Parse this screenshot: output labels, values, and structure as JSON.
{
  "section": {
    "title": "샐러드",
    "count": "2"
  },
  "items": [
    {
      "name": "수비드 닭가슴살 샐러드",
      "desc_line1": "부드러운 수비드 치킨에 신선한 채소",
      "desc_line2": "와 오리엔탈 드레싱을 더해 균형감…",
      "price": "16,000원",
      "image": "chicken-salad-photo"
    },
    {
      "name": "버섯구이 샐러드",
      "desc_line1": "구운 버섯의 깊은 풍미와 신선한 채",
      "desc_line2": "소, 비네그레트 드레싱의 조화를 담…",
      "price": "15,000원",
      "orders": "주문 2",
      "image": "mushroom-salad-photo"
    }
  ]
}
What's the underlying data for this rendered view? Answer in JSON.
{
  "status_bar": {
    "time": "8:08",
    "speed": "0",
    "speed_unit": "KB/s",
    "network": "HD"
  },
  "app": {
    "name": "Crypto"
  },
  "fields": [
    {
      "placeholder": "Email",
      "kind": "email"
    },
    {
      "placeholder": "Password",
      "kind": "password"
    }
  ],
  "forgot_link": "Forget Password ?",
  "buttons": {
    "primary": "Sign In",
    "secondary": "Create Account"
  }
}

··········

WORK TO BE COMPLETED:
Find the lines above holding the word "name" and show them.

RESULT OF THIS EXERCISE:
      "name": "수비드 닭가슴살 샐러드",
      "name": "버섯구이 샐러드",
    "name": "Crypto"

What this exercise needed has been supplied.